What you are asked to do: Return the records exactly as they appear below, omitting the pictures.

Task data:
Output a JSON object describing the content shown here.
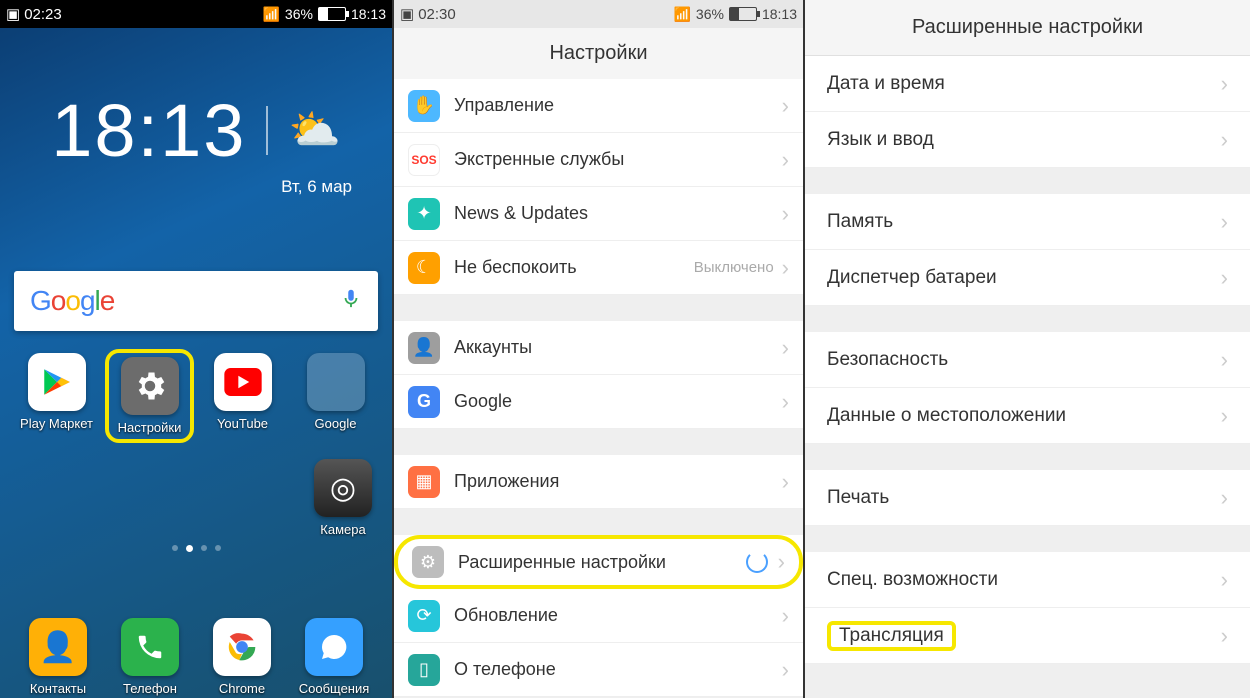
{
  "home": {
    "status": {
      "rec": "02:23",
      "battery_pct": "36%",
      "time": "18:13"
    },
    "clock_time": "18:13",
    "clock_date": "Вт, 6 мар",
    "search_logo": "Google",
    "apps": {
      "play": "Play Маркет",
      "settings": "Настройки",
      "youtube": "YouTube",
      "google": "Google",
      "camera": "Камера"
    },
    "dock": {
      "contacts": "Контакты",
      "phone": "Телефон",
      "chrome": "Chrome",
      "messages": "Сообщения"
    }
  },
  "settings": {
    "status": {
      "rec": "02:30",
      "battery_pct": "36%",
      "time": "18:13"
    },
    "title": "Настройки",
    "rows": {
      "control": "Управление",
      "sos": "Экстренные службы",
      "news": "News & Updates",
      "dnd": "Не беспокоить",
      "dnd_value": "Выключено",
      "accounts": "Аккаунты",
      "google": "Google",
      "apps": "Приложения",
      "advanced": "Расширенные настройки",
      "update": "Обновление",
      "about": "О телефоне"
    }
  },
  "advanced": {
    "title": "Расширенные настройки",
    "rows": {
      "datetime": "Дата и время",
      "lang": "Язык и ввод",
      "memory": "Память",
      "battery": "Диспетчер батареи",
      "security": "Безопасность",
      "location": "Данные о местоположении",
      "print": "Печать",
      "access": "Спец. возможности",
      "cast": "Трансляция"
    }
  }
}
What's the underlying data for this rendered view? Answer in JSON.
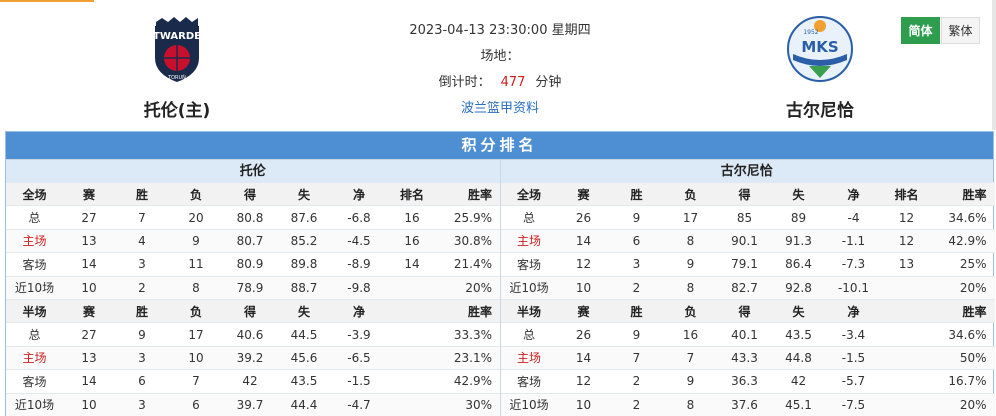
{
  "match": {
    "datetime": "2023-04-13 23:30:00 星期四",
    "venue_label": "场地：",
    "countdown_label": "倒计时：",
    "countdown_value": "477",
    "countdown_unit": "分钟",
    "league_link": "波兰篮甲资料"
  },
  "home": {
    "name": "托伦(主)",
    "logo_text": "TWARDE",
    "logo_sub": "TORUŃ"
  },
  "away": {
    "name": "古尔尼恰",
    "logo_text": "MKS",
    "logo_year": "1952"
  },
  "lang": {
    "simplified": "简体",
    "traditional": "繁体"
  },
  "colors": {
    "accent_green": "#2e9e4e",
    "title_blue": "#4e8ed3",
    "highlight_red": "#d02020"
  },
  "standings": {
    "title": "积分排名",
    "panels": [
      {
        "team": "托伦",
        "full_header": [
          "全场",
          "赛",
          "胜",
          "负",
          "得",
          "失",
          "净",
          "排名",
          "胜率"
        ],
        "full_rows": [
          [
            "总",
            "27",
            "7",
            "20",
            "80.8",
            "87.6",
            "-6.8",
            "16",
            "25.9%"
          ],
          [
            "主场",
            "13",
            "4",
            "9",
            "80.7",
            "85.2",
            "-4.5",
            "16",
            "30.8%"
          ],
          [
            "客场",
            "14",
            "3",
            "11",
            "80.9",
            "89.8",
            "-8.9",
            "14",
            "21.4%"
          ],
          [
            "近10场",
            "10",
            "2",
            "8",
            "78.9",
            "88.7",
            "-9.8",
            "",
            "20%"
          ]
        ],
        "half_header": [
          "半场",
          "赛",
          "胜",
          "负",
          "得",
          "失",
          "净",
          "",
          "胜率"
        ],
        "half_rows": [
          [
            "总",
            "27",
            "9",
            "17",
            "40.6",
            "44.5",
            "-3.9",
            "",
            "33.3%"
          ],
          [
            "主场",
            "13",
            "3",
            "10",
            "39.2",
            "45.6",
            "-6.5",
            "",
            "23.1%"
          ],
          [
            "客场",
            "14",
            "6",
            "7",
            "42",
            "43.5",
            "-1.5",
            "",
            "42.9%"
          ],
          [
            "近10场",
            "10",
            "3",
            "6",
            "39.7",
            "44.4",
            "-4.7",
            "",
            "30%"
          ]
        ]
      },
      {
        "team": "古尔尼恰",
        "full_header": [
          "全场",
          "赛",
          "胜",
          "负",
          "得",
          "失",
          "净",
          "排名",
          "胜率"
        ],
        "full_rows": [
          [
            "总",
            "26",
            "9",
            "17",
            "85",
            "89",
            "-4",
            "12",
            "34.6%"
          ],
          [
            "主场",
            "14",
            "6",
            "8",
            "90.1",
            "91.3",
            "-1.1",
            "12",
            "42.9%"
          ],
          [
            "客场",
            "12",
            "3",
            "9",
            "79.1",
            "86.4",
            "-7.3",
            "13",
            "25%"
          ],
          [
            "近10场",
            "10",
            "2",
            "8",
            "82.7",
            "92.8",
            "-10.1",
            "",
            "20%"
          ]
        ],
        "half_header": [
          "半场",
          "赛",
          "胜",
          "负",
          "得",
          "失",
          "净",
          "",
          "胜率"
        ],
        "half_rows": [
          [
            "总",
            "26",
            "9",
            "16",
            "40.1",
            "43.5",
            "-3.4",
            "",
            "34.6%"
          ],
          [
            "主场",
            "14",
            "7",
            "7",
            "43.3",
            "44.8",
            "-1.5",
            "",
            "50%"
          ],
          [
            "客场",
            "12",
            "2",
            "9",
            "36.3",
            "42",
            "-5.7",
            "",
            "16.7%"
          ],
          [
            "近10场",
            "10",
            "2",
            "8",
            "37.6",
            "45.1",
            "-7.5",
            "",
            "20%"
          ]
        ]
      }
    ]
  }
}
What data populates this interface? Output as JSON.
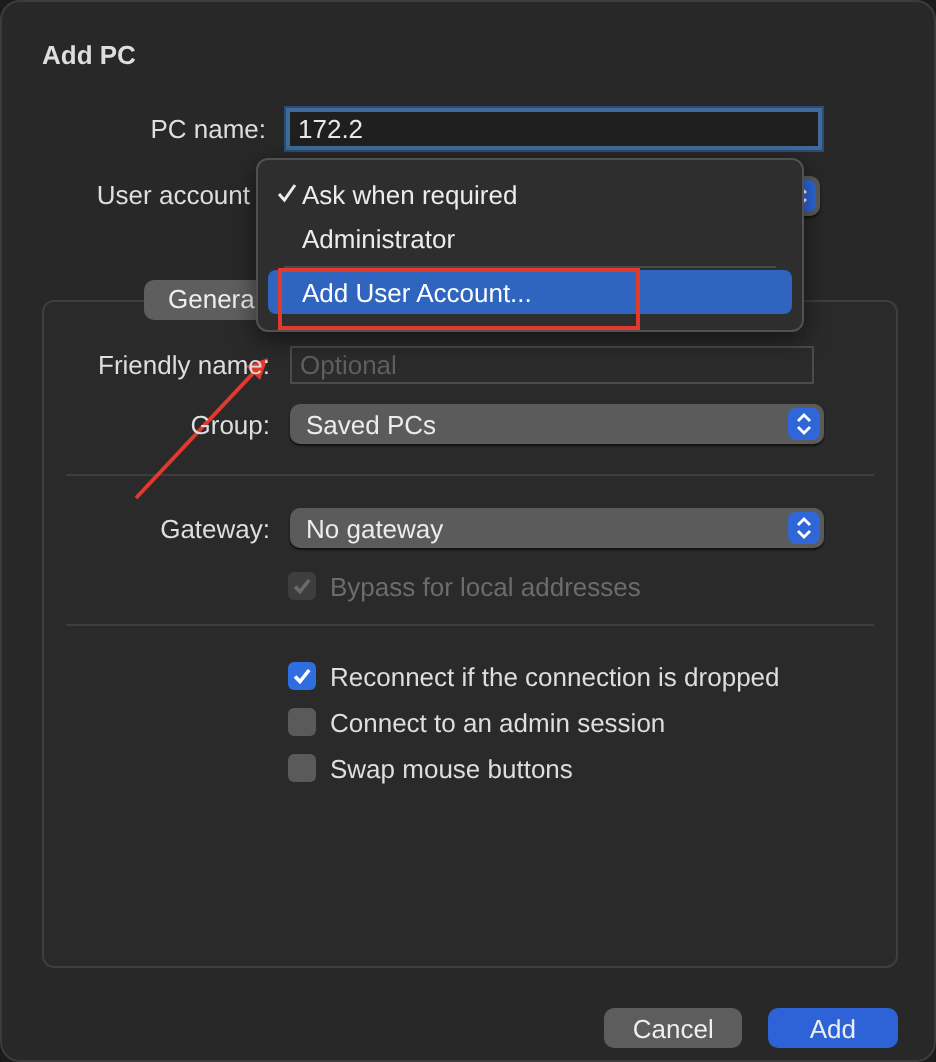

Task solution:
Output a JSON object describing the content shown here.
{
  "home": {
    "status": {
      "rec": "02:23",
      "battery_pct": "36%",
      "time": "18:13"
    },
    "clock_time": "18:13",
    "clock_date": "Вт, 6 мар",
    "search_logo": "Google",
    "apps": {
      "play": "Play Маркет",
      "settings": "Настройки",
      "youtube": "YouTube",
      "google": "Google",
      "camera": "Камера"
    },
    "dock": {
      "contacts": "Контакты",
      "phone": "Телефон",
      "chrome": "Chrome",
      "messages": "Сообщения"
    }
  },
  "settings": {
    "status": {
      "rec": "02:30",
      "battery_pct": "36%",
      "time": "18:13"
    },
    "title": "Настройки",
    "rows": {
      "control": "Управление",
      "sos": "Экстренные службы",
      "news": "News & Updates",
      "dnd": "Не беспокоить",
      "dnd_value": "Выключено",
      "accounts": "Аккаунты",
      "google": "Google",
      "apps": "Приложения",
      "advanced": "Расширенные настройки",
      "update": "Обновление",
      "about": "О телефоне"
    }
  },
  "advanced": {
    "title": "Расширенные настройки",
    "rows": {
      "datetime": "Дата и время",
      "lang": "Язык и ввод",
      "memory": "Память",
      "battery": "Диспетчер батареи",
      "security": "Безопасность",
      "location": "Данные о местоположении",
      "print": "Печать",
      "access": "Спец. возможности",
      "cast": "Трансляция"
    }
  }
}
What's the underlying data for this rendered view? Answer in JSON.
{
  "match": {
    "datetime": "2023-04-13 23:30:00 星期四",
    "venue_label": "场地：",
    "countdown_label": "倒计时：",
    "countdown_value": "477",
    "countdown_unit": "分钟",
    "league_link": "波兰篮甲资料"
  },
  "home": {
    "name": "托伦(主)",
    "logo_text": "TWARDE",
    "logo_sub": "TORUŃ"
  },
  "away": {
    "name": "古尔尼恰",
    "logo_text": "MKS",
    "logo_year": "1952"
  },
  "lang": {
    "simplified": "简体",
    "traditional": "繁体"
  },
  "colors": {
    "accent_green": "#2e9e4e",
    "title_blue": "#4e8ed3",
    "highlight_red": "#d02020"
  },
  "standings": {
    "title": "积分排名",
    "panels": [
      {
        "team": "托伦",
        "full_header": [
          "全场",
          "赛",
          "胜",
          "负",
          "得",
          "失",
          "净",
          "排名",
          "胜率"
        ],
        "full_rows": [
          [
            "总",
            "27",
            "7",
            "20",
            "80.8",
            "87.6",
            "-6.8",
            "16",
            "25.9%"
          ],
          [
            "主场",
            "13",
            "4",
            "9",
            "80.7",
            "85.2",
            "-4.5",
            "16",
            "30.8%"
          ],
          [
            "客场",
            "14",
            "3",
            "11",
            "80.9",
            "89.8",
            "-8.9",
            "14",
            "21.4%"
          ],
          [
            "近10场",
            "10",
            "2",
            "8",
            "78.9",
            "88.7",
            "-9.8",
            "",
            "20%"
          ]
        ],
        "half_header": [
          "半场",
          "赛",
          "胜",
          "负",
          "得",
          "失",
          "净",
          "",
          "胜率"
        ],
        "half_rows": [
          [
            "总",
            "27",
            "9",
            "17",
            "40.6",
            "44.5",
            "-3.9",
            "",
            "33.3%"
          ],
          [
            "主场",
            "13",
            "3",
            "10",
            "39.2",
            "45.6",
            "-6.5",
            "",
            "23.1%"
          ],
          [
            "客场",
            "14",
            "6",
            "7",
            "42",
            "43.5",
            "-1.5",
            "",
            "42.9%"
          ],
          [
            "近10场",
            "10",
            "3",
            "6",
            "39.7",
            "44.4",
            "-4.7",
            "",
            "30%"
          ]
        ]
      },
      {
        "team": "古尔尼恰",
        "full_header": [
          "全场",
          "赛",
          "胜",
          "负",
          "得",
          "失",
          "净",
          "排名",
          "胜率"
        ],
        "full_rows": [
          [
            "总",
            "26",
            "9",
            "17",
            "85",
            "89",
            "-4",
            "12",
            "34.6%"
          ],
          [
            "主场",
            "14",
            "6",
            "8",
            "90.1",
            "91.3",
            "-1.1",
            "12",
            "42.9%"
          ],
          [
            "客场",
            "12",
            "3",
            "9",
            "79.1",
            "86.4",
            "-7.3",
            "13",
            "25%"
          ],
          [
            "近10场",
            "10",
            "2",
            "8",
            "82.7",
            "92.8",
            "-10.1",
            "",
            "20%"
          ]
        ],
        "half_header": [
          "半场",
          "赛",
          "胜",
          "负",
          "得",
          "失",
          "净",
          "",
          "胜率"
        ],
        "half_rows": [
          [
            "总",
            "26",
            "9",
            "16",
            "40.1",
            "43.5",
            "-3.4",
            "",
            "34.6%"
          ],
          [
            "主场",
            "14",
            "7",
            "7",
            "43.3",
            "44.8",
            "-1.5",
            "",
            "50%"
          ],
          [
            "客场",
            "12",
            "2",
            "9",
            "36.3",
            "42",
            "-5.7",
            "",
            "16.7%"
          ],
          [
            "近10场",
            "10",
            "2",
            "8",
            "37.6",
            "45.1",
            "-7.5",
            "",
            "20%"
          ]
        ]
      }
    ]
  }
}
What data populates this interface? Output as JSON.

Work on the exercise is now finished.